- API and web service, provided by the source or by a third party (Quandl, data.world)
- Maps (KML, Shapefile, GeoJSON)
Once you know what format you’ll need to deal with, you can better choose the tools and solutions you’ll need to extract and transform your data. It will also help you identify the data granularity, or the lowest data point available. If, for example, your information concerns time, you want to know if the smallest possible data point is second, minute, hour, day, month, or year. The same goes for maps: address, postal code, city, or state?
Knowing what your data looks like and what shape it takes will guarantee that you have all the information you need to extract it using the right tools and solutions.
Question 7. Were specific standards applied to the dataset?
When data is collected and published according to certain standards, it helps remove ambiguity on the collection, aggregation, and preparation methods. Standardization also allows us to compare and combine data according to jurisdiction or period. Data regarding elections, 311 calls, census or transit information, for example, are all standardized.
Question 8. Can you link the data to another dataset?
When profiling your data, you need to make sure you understand all its relationships with other datasets. Is it isolated, or could it be combined with other internal or external data? What new insight can you build from it? How could you merge them?
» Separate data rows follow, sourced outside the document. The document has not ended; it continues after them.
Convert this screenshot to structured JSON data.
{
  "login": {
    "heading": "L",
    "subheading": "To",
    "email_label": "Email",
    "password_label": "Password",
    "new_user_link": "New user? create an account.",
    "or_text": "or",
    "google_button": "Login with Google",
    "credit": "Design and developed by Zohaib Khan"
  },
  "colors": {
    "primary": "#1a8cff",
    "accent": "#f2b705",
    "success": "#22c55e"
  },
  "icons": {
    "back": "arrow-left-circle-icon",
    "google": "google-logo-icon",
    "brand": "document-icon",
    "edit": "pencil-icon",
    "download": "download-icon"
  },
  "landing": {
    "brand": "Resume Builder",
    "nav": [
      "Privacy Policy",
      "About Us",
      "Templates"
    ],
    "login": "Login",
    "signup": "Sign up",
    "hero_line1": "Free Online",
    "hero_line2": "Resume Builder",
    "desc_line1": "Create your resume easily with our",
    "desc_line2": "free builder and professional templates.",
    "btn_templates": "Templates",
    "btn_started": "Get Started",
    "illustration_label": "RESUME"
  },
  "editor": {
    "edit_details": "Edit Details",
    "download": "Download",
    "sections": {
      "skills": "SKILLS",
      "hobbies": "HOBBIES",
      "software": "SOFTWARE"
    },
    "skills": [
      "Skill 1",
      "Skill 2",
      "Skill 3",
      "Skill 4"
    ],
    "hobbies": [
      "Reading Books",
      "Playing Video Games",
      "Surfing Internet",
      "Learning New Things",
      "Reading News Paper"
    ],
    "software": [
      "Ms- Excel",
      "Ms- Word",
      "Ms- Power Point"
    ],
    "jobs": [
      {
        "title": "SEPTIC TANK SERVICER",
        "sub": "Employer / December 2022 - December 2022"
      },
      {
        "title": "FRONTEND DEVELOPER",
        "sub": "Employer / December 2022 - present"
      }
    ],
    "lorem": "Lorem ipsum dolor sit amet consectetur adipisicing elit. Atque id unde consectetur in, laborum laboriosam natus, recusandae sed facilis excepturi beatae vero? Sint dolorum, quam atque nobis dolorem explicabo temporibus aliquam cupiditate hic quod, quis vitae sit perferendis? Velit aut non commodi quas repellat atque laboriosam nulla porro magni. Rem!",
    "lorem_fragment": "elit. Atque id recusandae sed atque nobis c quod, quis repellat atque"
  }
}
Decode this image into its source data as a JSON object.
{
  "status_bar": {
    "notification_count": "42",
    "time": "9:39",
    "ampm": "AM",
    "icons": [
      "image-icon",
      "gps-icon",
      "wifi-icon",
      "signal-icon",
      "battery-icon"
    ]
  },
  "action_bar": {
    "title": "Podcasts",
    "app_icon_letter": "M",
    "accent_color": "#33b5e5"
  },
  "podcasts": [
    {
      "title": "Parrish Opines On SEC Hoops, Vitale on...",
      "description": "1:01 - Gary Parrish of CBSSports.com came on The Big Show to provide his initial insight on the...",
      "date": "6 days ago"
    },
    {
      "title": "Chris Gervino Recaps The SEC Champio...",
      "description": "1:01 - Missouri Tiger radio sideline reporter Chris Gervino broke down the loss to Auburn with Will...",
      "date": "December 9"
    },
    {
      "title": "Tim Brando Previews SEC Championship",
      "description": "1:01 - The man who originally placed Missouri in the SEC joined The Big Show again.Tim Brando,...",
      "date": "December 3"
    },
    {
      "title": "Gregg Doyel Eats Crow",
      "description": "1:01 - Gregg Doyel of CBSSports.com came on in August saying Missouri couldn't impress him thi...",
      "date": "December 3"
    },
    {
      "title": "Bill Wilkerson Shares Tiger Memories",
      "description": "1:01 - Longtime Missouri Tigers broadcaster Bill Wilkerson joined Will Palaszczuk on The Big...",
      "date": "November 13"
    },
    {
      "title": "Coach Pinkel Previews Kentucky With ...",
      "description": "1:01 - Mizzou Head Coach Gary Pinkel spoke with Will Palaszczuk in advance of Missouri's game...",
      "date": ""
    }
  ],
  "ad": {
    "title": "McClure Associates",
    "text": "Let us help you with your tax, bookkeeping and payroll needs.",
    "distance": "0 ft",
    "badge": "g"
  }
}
Do they share a common key? Basically, the goal here is to profile your data as it related to other data.
Question 9. Was the data published under a license? And if so, which one?
Some organizations will choose to publish their data under a license, which then defines how the data should be collected, shared, and used. You need to be aware of these licenses and understand how they work. The most common are:
ODC Public Domain Dedication and Licence (PDDL)
With PPDL, users can share, create, and adapt the document. There’s no restriction and the dataset is public domain.
Open Data Commons Attribution License (ODC-By)
With ODC-By, users can share, create, and adapt the document. The only restriction is the attribution, which means that users need to cite the source.
Open Data Commons Open Database License (ODC-ODbL)
With ODC-ODbL, users can share, create, and adapt the document, but they need to cite the sources, share with the same license.
Unfortunately, custom licenses are extremely popular. They necessitate that you read it, understand it, and make sure you respect its specific requirements. This could impact how you can collect and transform your data, as well as how you can use it.
Question 10. Are there data privacy issues?
Privacy is protected differently from state to state. Important differences even exist between Canada, the United States and Europe. You need to know if your datasets contain Personally Identifiable Information (PII) or if it would be possible to re-identify individuals based on anonymized data. This is especially true with healthcare data.
AND WITH THAT
Knowing what data you need is not enough to start a data extraction project. More than “what,” you need to know “who” your data is. Knowing your data is the only way to know for sure you’re using the right tool, at the right schedule, with the right script, to get the right data and transform it correctly.
This list of ten questions should be your first step in defining if a dataset is worth all the efforts you’re ready to put into it. Data projects are complex projects on their own and they require that you plan them well.
Choose your sources is only the first step to a long story. Depending on your sources and needs (are you dealing with unfriendly formats like PDFs?, you’ll need to define the best tools for web scraping, the best way to maintain data quality throughout the whole process, the best way to build a solid ETL process, and the best architecture for data extraction processes.
We have the experts to make it happen.